World Breastfeeding Week 2021 - Nurturing a Healthy India.
They say it takes a village to raise a child.
And yet, women are expected to naturally fit into the role of a mother and know how to nurture their baby from the get-go. For many new moms, early initiation of breastfeeding can be a huge challenge. A lack of community support, breastfeeding counselling and poor policies means that globally only 40% of infants under six months of age are exclusively breastfed. The theme of World Breastfeeding Week 2021 is “Protect Breastfeeding: A Shared Responsibility.”
Being responsible for a little human and their well being can be the most beautiful and overwhelming thing in the world. The joy of becoming a mother is often accompanied by guilt and doubt that sounds like:
“Am I doing it right?”
“Am I doing enough?”
“Am I a good mom?”
Motherhood is often painted in a positive light, leaving little room to talk about the challenges new moms face. As nuclear families become the norm, the social support that was once available to pregnant and lactating women has become a rarity — or even a luxury.
On the bright side, mothers today have access to a plethora of resources
such as breastfeeding counselling and psychosocial support to help them navigate the journey of motherhood. There is greater awareness on the importance of breastfeeding and its impact on babies’ health.
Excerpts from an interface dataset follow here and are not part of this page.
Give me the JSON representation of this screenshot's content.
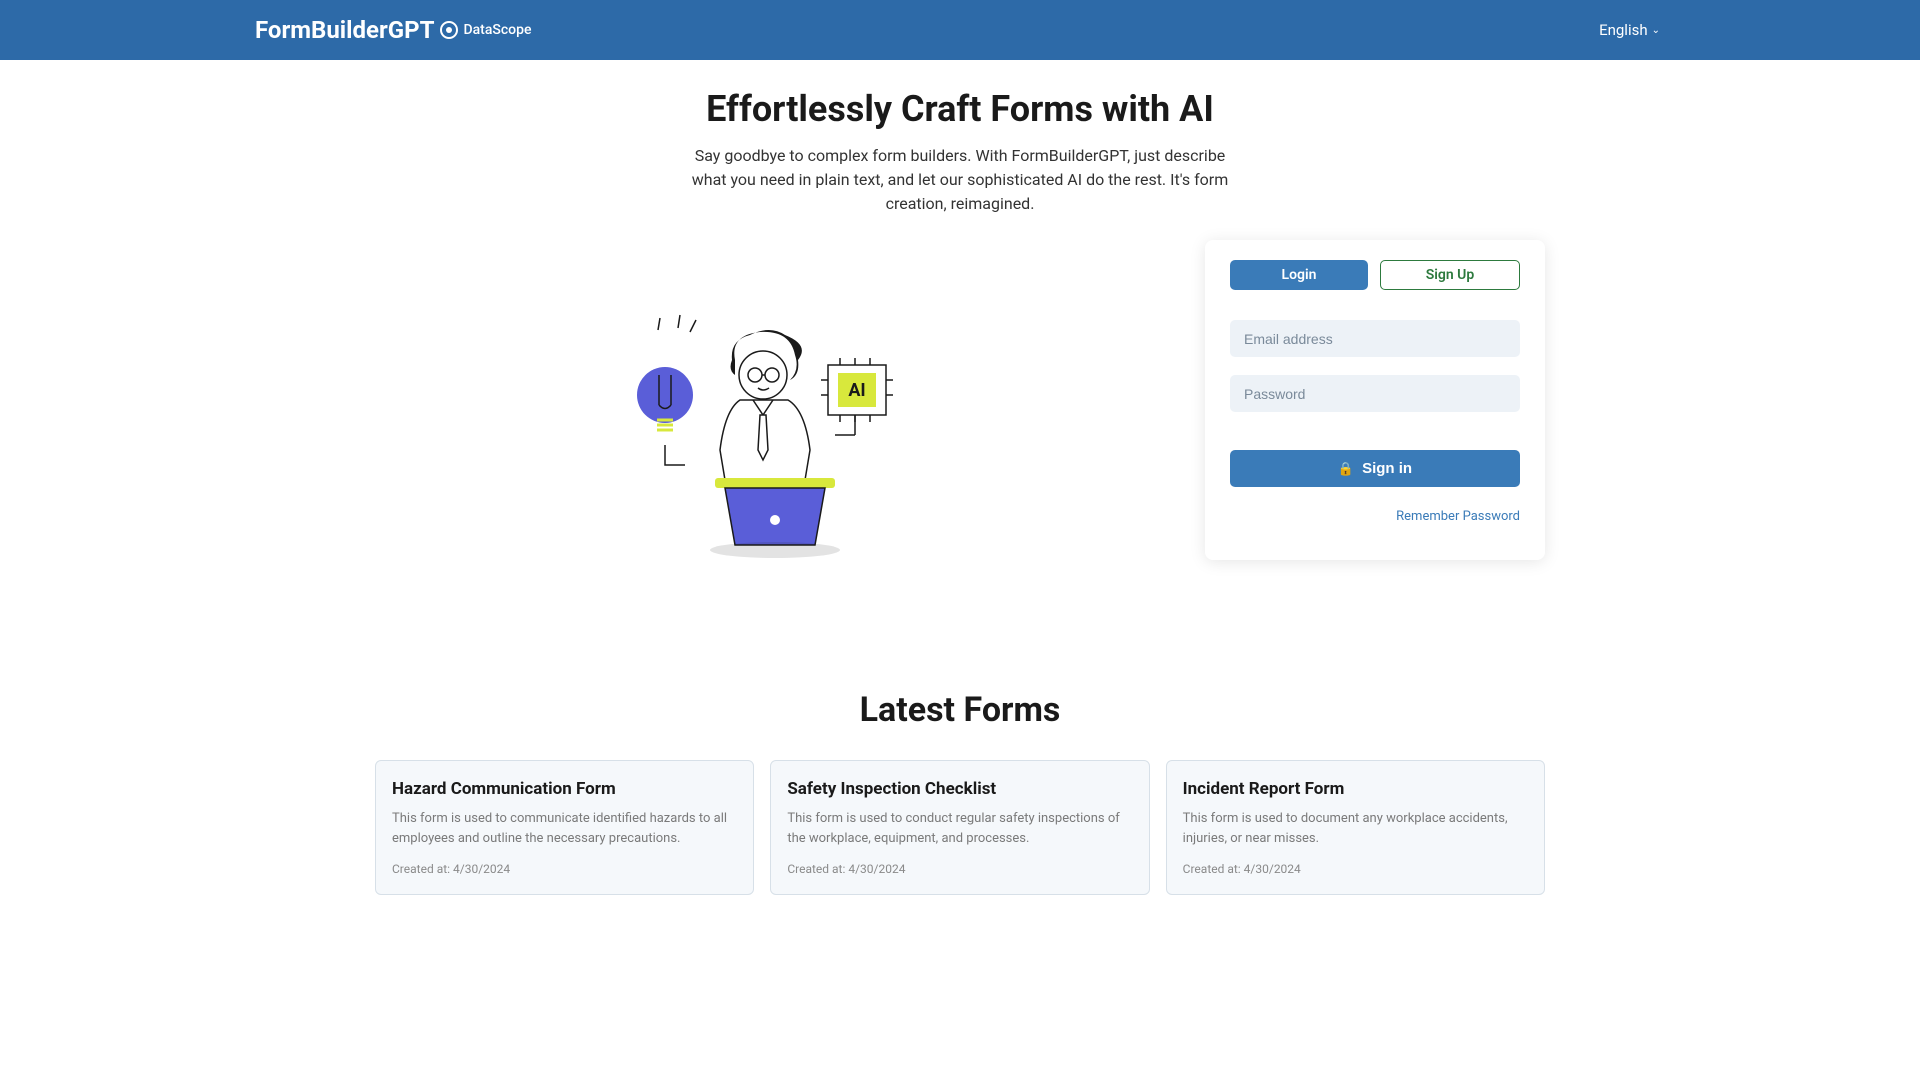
{
  "header": {
    "logo": "FormBuilderGPT",
    "partner": "DataScope",
    "language": "English"
  },
  "hero": {
    "title": "Effortlessly Craft Forms with AI",
    "subtitle": "Say goodbye to complex form builders. With FormBuilderGPT, just describe what you need in plain text, and let our sophisticated AI do the rest. It's form creation, reimagined."
  },
  "auth": {
    "login_tab": "Login",
    "signup_tab": "Sign Up",
    "email_placeholder": "Email address",
    "password_placeholder": "Password",
    "signin_btn": "Sign in",
    "remember_link": "Remember Password"
  },
  "latest": {
    "title": "Latest Forms",
    "cards": [
      {
        "title": "Hazard Communication Form",
        "desc": "This form is used to communicate identified hazards to all employees and outline the necessary precautions.",
        "date": "Created at: 4/30/2024"
      },
      {
        "title": "Safety Inspection Checklist",
        "desc": "This form is used to conduct regular safety inspections of the workplace, equipment, and processes.",
        "date": "Created at: 4/30/2024"
      },
      {
        "title": "Incident Report Form",
        "desc": "This form is used to document any workplace accidents, injuries, or near misses.",
        "date": "Created at: 4/30/2024"
      }
    ]
  }
}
The World Health Organization recommends that breastfeeding be initiated within an hour of birth and continued for six months before introducing any nutritional supplements to the baby’s diet. Breastfeeding until the child is two years (or older) is proven to have several benefits.
- Breastfeeding produces oxytocin – a hormone that reduces stress and helps calm the mother and child.
It supports the development of healthy gut bacteria that strengthens the baby’s immune system.
- Breast Milk contains antibodies that protect babies from catching infections.
It provides important nutrients that aid the child’s growth and development.
- Breastfeeding also reduces the risk of breast and ovarian cancers, type 2 diabetes and cardiovascular disease in mothers.
Babies need to be breastfed at least eight times a day.
However, 1.25 crore women in India are unable to produce sufficient quantities of breast milk for their infants. This can be attributed to several conditions such as polycystic ovary syndrome (PCOS), a low or high thyroid, diabetes, hypertension, or insufficient glandular tissue. A low supply can also be caused by external factors such as using the formula in the early weeks ofor being on hormonal birth control.
Inadequate lactation can take a toll on both — mother and child.
The good news is that there are several ways to maximize milk production such as pumping, taking a prescription medication or a potent Galactagogue like Wanto-Lact capsules that is made with natural ingredients such as Fenugreek and Cuminum (increases the quantity and quality of milk in lactating mothers within 24-72 hours). Consulting a doctor or a trained lactation consultant who can provide the right breastfeeding counselling can be a gamechanger.
A study by medical journal Lancet shows that 13% of all under-5 deaths could be prevented if India were to universalize breastfeeding.
And over 800,000 children could be saved worldwide if more women were able to breastfeed. That’s a pretty significant number. But the onus of breastfeeding cannot be on mothers alone. From maternity leave and benefits — to continued lactation support, a multifaceted approach is the need of the hour. This breastfeeding week, let us come together to increase awareness, remove barriers to breastfeeding and help save lives.
Afterall, protecting breastfeeding is a shared responsibility.